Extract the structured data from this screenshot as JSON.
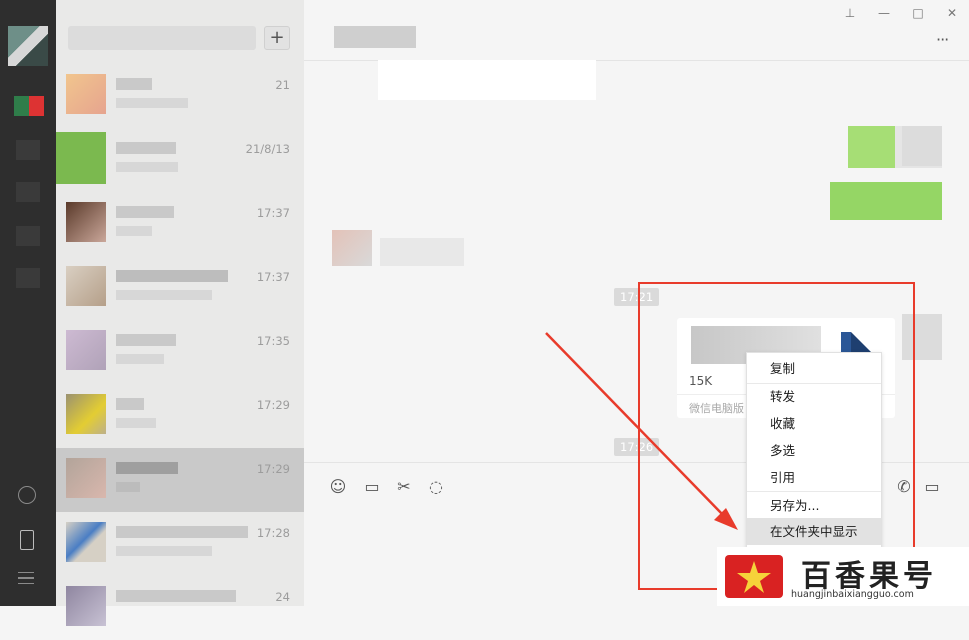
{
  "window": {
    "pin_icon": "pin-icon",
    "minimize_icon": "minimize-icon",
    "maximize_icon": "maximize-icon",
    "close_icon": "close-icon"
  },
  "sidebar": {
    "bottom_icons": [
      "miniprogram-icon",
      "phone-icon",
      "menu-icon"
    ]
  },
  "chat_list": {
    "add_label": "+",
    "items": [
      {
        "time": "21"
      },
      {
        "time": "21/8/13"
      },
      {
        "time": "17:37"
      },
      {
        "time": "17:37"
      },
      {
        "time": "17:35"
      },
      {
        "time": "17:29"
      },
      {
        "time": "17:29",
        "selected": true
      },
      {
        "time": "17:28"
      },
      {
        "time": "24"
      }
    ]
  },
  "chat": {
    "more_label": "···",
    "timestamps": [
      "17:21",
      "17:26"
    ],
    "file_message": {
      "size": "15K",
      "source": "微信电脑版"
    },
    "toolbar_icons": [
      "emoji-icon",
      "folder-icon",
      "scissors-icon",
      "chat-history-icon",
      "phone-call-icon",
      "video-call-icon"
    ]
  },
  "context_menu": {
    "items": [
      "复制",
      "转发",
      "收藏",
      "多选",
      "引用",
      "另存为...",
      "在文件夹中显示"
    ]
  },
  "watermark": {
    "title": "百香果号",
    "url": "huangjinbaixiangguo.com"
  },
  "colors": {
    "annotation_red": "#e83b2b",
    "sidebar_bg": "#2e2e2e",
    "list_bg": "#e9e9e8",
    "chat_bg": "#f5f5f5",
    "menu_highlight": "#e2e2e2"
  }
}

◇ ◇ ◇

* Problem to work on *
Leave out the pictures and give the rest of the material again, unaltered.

* Solution for this exercise *
Extract the structured data from this screenshot as JSON.
{
  "window": {
    "pin_icon": "pin-icon",
    "minimize_icon": "minimize-icon",
    "maximize_icon": "maximize-icon",
    "close_icon": "close-icon"
  },
  "sidebar": {
    "bottom_icons": [
      "miniprogram-icon",
      "phone-icon",
      "menu-icon"
    ]
  },
  "chat_list": {
    "add_label": "+",
    "items": [
      {
        "time": "21"
      },
      {
        "time": "21/8/13"
      },
      {
        "time": "17:37"
      },
      {
        "time": "17:37"
      },
      {
        "time": "17:35"
      },
      {
        "time": "17:29"
      },
      {
        "time": "17:29",
        "selected": true
      },
      {
        "time": "17:28"
      },
      {
        "time": "24"
      }
    ]
  },
  "chat": {
    "more_label": "···",
    "timestamps": [
      "17:21",
      "17:26"
    ],
    "file_message": {
      "size": "15K",
      "source": "微信电脑版"
    },
    "toolbar_icons": [
      "emoji-icon",
      "folder-icon",
      "scissors-icon",
      "chat-history-icon",
      "phone-call-icon",
      "video-call-icon"
    ]
  },
  "context_menu": {
    "items": [
      "复制",
      "转发",
      "收藏",
      "多选",
      "引用",
      "另存为...",
      "在文件夹中显示"
    ]
  },
  "watermark": {
    "title": "百香果号",
    "url": "huangjinbaixiangguo.com"
  },
  "colors": {
    "annotation_red": "#e83b2b",
    "sidebar_bg": "#2e2e2e",
    "list_bg": "#e9e9e8",
    "chat_bg": "#f5f5f5",
    "menu_highlight": "#e2e2e2"
  }
}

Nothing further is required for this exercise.